# [Task objective]
When a line in the records includes the string "shared", it goes into the tally; report that tally alone.

(Items from an interface collection)

*** Block opens ***

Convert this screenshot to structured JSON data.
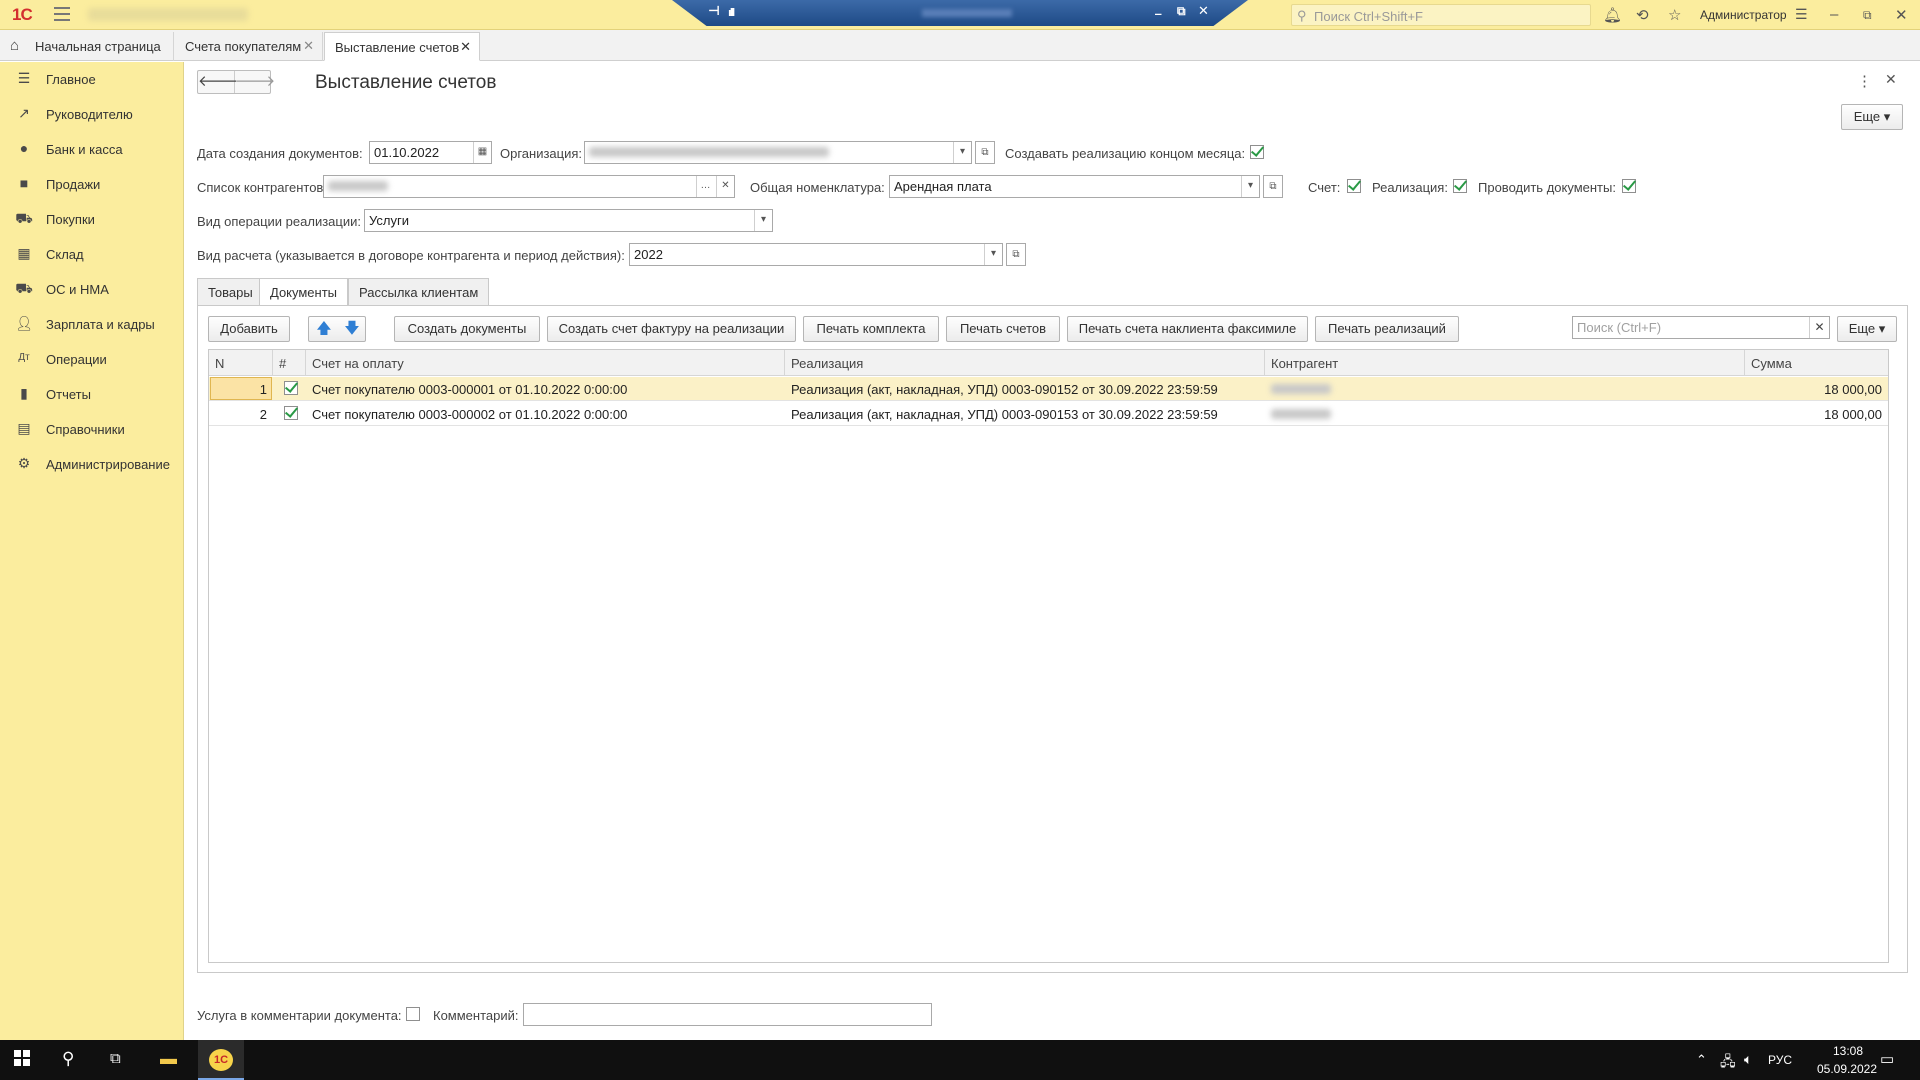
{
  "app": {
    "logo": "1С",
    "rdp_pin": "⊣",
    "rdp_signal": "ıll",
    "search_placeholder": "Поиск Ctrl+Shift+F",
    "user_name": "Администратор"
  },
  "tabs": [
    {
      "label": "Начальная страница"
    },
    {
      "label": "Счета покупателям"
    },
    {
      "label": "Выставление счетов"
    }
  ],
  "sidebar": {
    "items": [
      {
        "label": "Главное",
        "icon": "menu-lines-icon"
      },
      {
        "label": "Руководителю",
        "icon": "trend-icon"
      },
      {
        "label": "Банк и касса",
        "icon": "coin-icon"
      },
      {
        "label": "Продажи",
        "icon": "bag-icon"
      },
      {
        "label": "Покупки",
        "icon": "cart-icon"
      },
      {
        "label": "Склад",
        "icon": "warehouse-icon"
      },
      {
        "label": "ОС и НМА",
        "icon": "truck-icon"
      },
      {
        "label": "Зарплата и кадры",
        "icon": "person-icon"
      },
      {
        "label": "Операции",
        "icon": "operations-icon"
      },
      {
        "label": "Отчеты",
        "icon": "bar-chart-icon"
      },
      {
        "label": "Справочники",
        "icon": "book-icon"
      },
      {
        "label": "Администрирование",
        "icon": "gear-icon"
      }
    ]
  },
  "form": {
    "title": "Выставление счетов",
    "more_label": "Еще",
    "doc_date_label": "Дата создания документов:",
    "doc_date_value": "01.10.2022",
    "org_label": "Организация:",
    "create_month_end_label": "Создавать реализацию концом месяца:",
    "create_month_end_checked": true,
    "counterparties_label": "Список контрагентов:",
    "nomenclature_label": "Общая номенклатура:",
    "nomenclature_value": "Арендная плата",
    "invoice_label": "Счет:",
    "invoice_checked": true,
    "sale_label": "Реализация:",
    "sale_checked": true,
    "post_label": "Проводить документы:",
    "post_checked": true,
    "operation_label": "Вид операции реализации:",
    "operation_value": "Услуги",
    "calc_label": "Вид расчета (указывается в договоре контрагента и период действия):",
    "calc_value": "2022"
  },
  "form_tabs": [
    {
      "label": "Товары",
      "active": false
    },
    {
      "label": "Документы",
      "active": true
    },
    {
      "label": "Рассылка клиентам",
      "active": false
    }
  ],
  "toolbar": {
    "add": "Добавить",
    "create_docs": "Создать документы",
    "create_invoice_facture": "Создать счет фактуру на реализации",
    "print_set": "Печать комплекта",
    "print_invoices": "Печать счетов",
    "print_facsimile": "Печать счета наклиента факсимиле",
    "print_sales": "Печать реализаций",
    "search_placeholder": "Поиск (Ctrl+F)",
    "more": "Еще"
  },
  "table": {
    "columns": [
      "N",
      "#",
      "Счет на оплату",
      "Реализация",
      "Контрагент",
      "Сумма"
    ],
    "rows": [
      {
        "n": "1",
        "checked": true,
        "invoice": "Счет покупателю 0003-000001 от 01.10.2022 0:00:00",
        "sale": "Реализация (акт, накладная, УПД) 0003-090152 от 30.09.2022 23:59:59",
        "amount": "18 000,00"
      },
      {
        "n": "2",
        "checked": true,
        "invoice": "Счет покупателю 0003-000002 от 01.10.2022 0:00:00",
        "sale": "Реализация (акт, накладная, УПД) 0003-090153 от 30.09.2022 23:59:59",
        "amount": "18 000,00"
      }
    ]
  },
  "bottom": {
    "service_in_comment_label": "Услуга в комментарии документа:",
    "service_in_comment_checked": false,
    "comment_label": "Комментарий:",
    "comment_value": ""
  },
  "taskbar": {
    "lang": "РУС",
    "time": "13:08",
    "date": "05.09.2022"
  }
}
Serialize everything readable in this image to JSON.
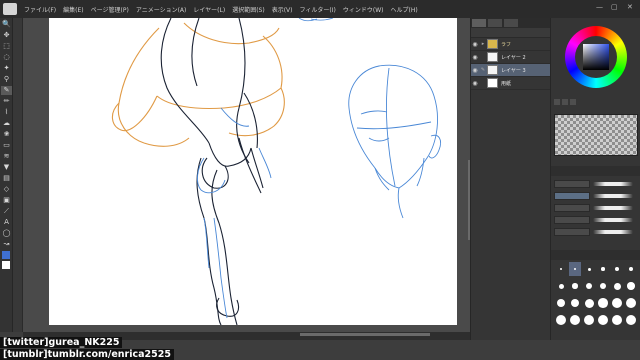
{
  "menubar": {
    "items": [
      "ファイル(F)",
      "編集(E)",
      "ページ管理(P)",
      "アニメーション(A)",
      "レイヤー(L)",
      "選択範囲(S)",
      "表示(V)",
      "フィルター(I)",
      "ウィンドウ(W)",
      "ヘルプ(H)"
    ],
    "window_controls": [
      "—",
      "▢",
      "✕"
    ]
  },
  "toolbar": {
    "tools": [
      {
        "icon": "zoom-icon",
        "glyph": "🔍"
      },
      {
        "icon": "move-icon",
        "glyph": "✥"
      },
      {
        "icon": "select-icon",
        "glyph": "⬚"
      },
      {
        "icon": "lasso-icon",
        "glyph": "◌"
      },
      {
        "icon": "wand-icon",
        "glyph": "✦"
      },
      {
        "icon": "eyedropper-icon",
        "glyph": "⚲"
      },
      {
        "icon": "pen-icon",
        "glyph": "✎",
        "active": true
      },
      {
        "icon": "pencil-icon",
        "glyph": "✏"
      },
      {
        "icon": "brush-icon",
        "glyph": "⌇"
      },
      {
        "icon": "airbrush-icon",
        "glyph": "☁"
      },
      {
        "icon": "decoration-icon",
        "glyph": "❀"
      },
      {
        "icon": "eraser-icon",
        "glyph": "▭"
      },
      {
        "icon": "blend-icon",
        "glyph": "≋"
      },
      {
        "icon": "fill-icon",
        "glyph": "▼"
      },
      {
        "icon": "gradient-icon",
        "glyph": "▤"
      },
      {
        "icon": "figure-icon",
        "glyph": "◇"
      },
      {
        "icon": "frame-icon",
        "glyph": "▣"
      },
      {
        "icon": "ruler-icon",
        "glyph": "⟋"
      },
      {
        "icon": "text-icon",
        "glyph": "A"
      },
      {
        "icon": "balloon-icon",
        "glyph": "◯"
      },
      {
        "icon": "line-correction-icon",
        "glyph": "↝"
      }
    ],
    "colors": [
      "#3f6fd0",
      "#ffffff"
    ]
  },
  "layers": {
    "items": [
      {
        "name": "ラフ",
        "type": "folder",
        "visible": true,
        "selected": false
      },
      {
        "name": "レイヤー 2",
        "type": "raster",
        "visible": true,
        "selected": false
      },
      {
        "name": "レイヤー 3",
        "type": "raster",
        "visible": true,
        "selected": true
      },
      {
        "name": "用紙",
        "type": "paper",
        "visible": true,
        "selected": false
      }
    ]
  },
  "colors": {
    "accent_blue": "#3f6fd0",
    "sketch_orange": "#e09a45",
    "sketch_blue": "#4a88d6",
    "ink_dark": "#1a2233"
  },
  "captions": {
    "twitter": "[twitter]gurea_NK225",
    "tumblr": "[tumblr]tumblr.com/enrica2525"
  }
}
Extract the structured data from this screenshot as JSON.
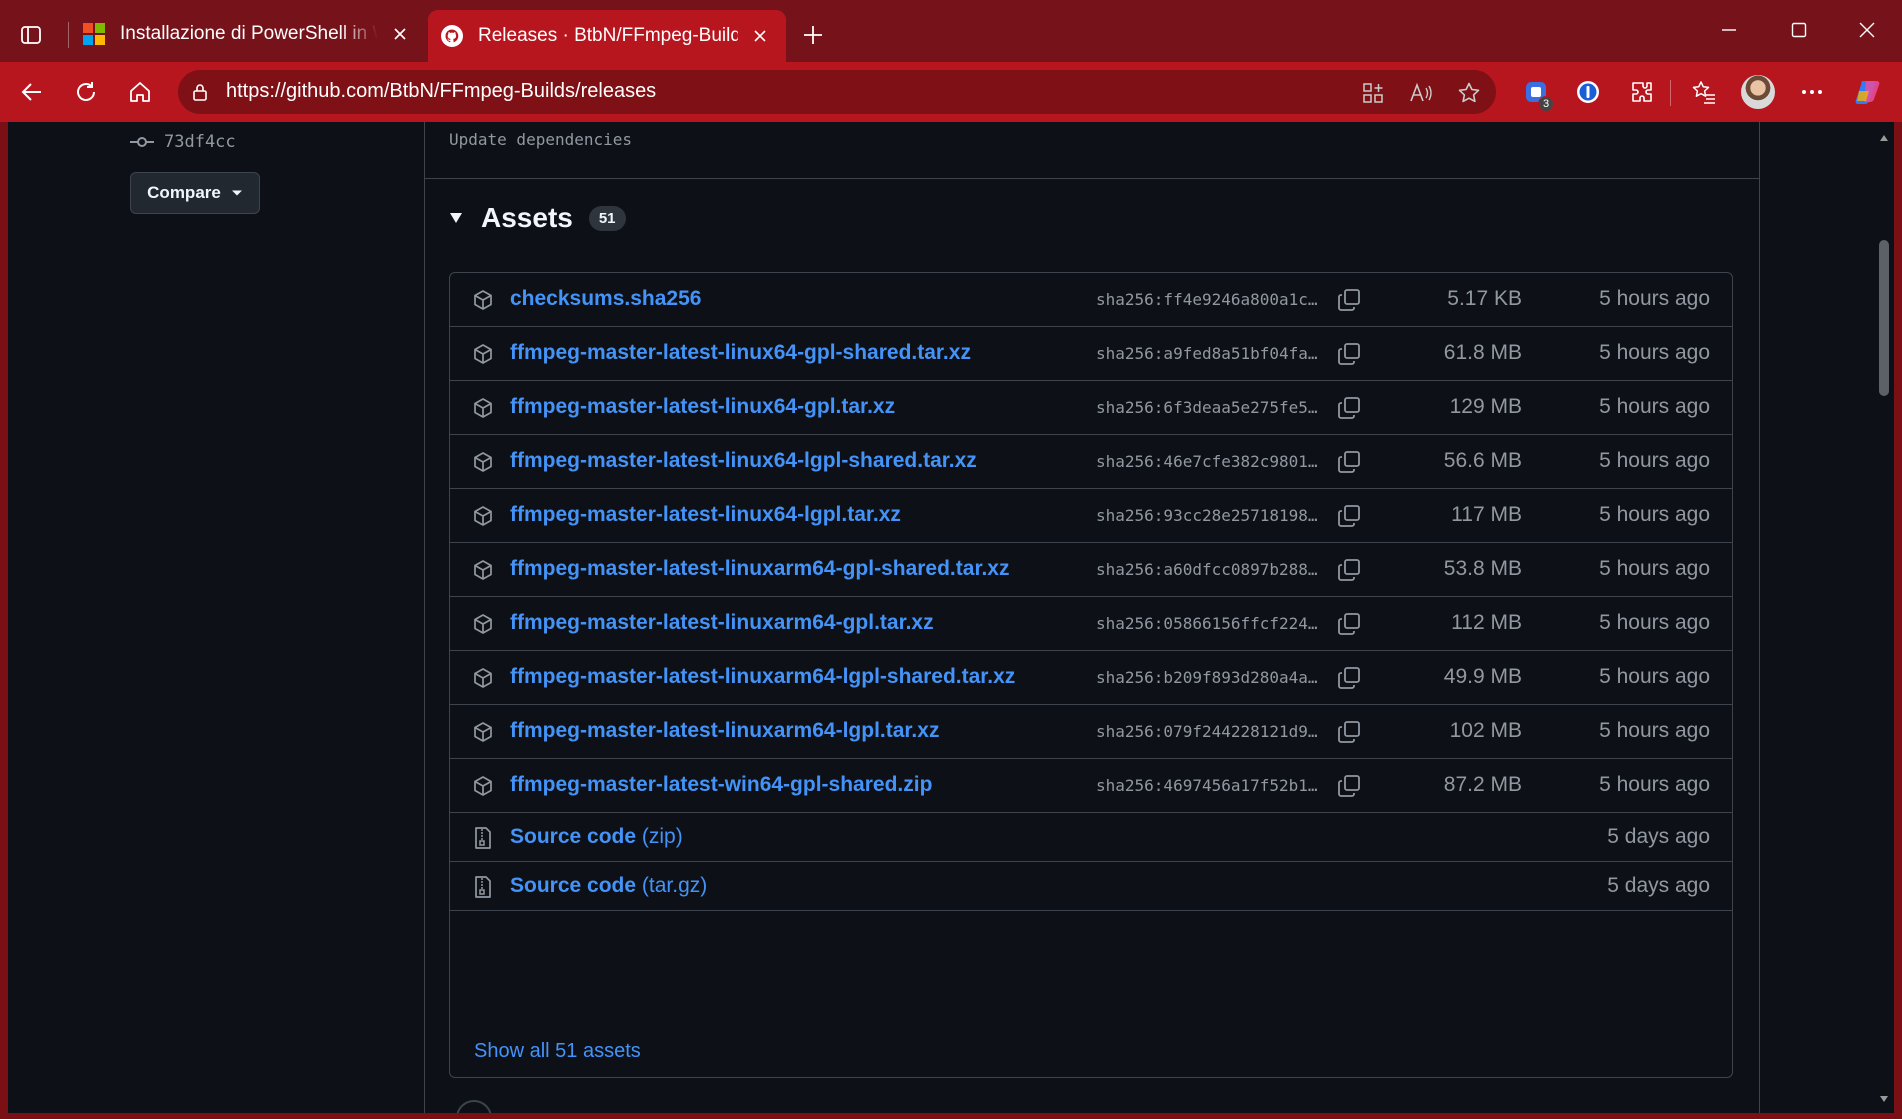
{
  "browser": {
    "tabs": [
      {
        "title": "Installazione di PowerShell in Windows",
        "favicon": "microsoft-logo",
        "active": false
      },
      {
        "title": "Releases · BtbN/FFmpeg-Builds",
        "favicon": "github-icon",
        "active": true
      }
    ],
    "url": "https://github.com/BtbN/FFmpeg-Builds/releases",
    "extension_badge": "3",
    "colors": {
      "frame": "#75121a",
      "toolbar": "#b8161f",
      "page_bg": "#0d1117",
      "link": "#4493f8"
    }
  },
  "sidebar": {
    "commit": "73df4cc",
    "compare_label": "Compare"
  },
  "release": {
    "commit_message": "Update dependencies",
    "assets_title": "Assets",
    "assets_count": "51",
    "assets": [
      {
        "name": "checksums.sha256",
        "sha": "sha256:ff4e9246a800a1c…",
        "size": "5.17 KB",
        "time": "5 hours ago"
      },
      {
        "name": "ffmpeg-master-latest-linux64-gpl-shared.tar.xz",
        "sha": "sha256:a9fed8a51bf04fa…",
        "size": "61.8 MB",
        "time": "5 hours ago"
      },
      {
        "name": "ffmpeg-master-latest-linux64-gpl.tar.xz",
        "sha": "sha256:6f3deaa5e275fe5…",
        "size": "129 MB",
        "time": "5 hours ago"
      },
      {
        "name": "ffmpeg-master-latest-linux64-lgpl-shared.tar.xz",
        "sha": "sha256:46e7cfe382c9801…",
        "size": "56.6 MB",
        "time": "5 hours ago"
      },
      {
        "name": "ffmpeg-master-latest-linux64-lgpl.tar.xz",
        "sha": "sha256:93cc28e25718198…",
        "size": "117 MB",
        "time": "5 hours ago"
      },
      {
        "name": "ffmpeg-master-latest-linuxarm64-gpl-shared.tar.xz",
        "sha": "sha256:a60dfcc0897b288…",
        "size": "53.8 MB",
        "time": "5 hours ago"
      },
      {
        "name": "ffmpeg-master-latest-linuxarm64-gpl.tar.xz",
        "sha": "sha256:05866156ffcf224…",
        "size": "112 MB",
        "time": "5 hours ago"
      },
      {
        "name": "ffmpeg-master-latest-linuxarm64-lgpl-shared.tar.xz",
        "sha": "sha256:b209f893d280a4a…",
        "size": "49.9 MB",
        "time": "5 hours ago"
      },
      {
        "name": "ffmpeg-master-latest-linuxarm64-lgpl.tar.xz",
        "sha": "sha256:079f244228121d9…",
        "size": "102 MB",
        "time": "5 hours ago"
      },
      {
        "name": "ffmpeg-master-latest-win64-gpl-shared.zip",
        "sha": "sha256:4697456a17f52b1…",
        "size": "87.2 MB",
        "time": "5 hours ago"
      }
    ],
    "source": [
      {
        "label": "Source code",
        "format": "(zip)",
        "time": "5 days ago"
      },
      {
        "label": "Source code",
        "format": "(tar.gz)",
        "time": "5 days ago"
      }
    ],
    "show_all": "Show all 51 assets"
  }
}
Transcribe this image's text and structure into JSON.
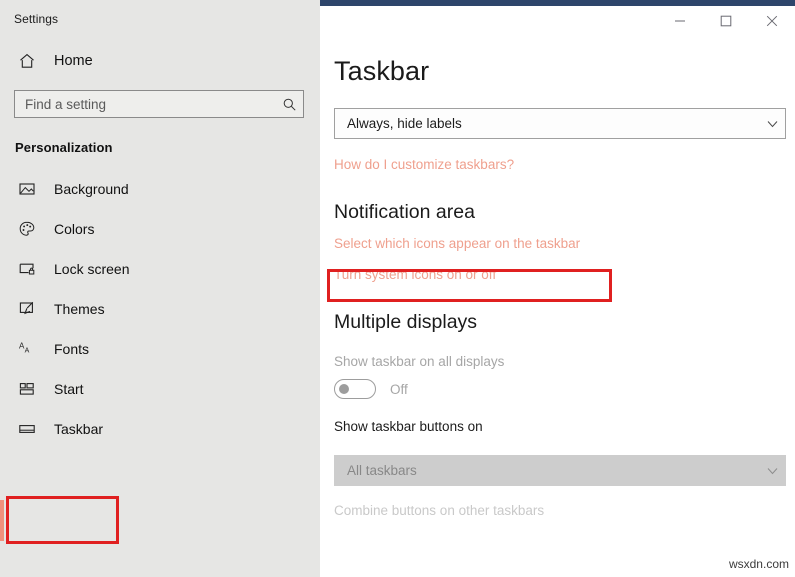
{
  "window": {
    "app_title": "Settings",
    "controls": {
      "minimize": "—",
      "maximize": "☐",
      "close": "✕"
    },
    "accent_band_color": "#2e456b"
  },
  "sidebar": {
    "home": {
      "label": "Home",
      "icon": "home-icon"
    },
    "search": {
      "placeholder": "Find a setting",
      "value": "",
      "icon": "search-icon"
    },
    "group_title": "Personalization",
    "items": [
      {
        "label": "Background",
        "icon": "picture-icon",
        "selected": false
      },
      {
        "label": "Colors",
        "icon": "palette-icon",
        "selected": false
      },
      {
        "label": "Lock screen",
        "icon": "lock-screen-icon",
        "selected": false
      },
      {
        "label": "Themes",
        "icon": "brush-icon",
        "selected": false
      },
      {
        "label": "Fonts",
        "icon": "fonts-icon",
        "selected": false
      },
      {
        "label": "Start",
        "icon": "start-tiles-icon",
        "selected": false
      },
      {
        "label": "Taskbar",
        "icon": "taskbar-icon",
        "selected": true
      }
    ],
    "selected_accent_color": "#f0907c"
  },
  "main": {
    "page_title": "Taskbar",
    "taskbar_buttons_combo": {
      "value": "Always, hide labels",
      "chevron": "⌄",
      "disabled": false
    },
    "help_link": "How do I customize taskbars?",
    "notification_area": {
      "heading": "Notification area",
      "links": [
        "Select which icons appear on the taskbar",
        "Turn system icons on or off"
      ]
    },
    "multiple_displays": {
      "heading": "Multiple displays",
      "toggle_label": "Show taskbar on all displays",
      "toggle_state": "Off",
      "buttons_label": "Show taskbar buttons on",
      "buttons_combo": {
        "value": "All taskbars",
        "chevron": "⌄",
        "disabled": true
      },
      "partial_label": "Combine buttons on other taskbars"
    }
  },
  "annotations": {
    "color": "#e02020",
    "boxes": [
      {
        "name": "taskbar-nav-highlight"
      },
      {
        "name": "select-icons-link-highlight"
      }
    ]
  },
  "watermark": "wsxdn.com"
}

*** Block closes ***

# [Finished task]
5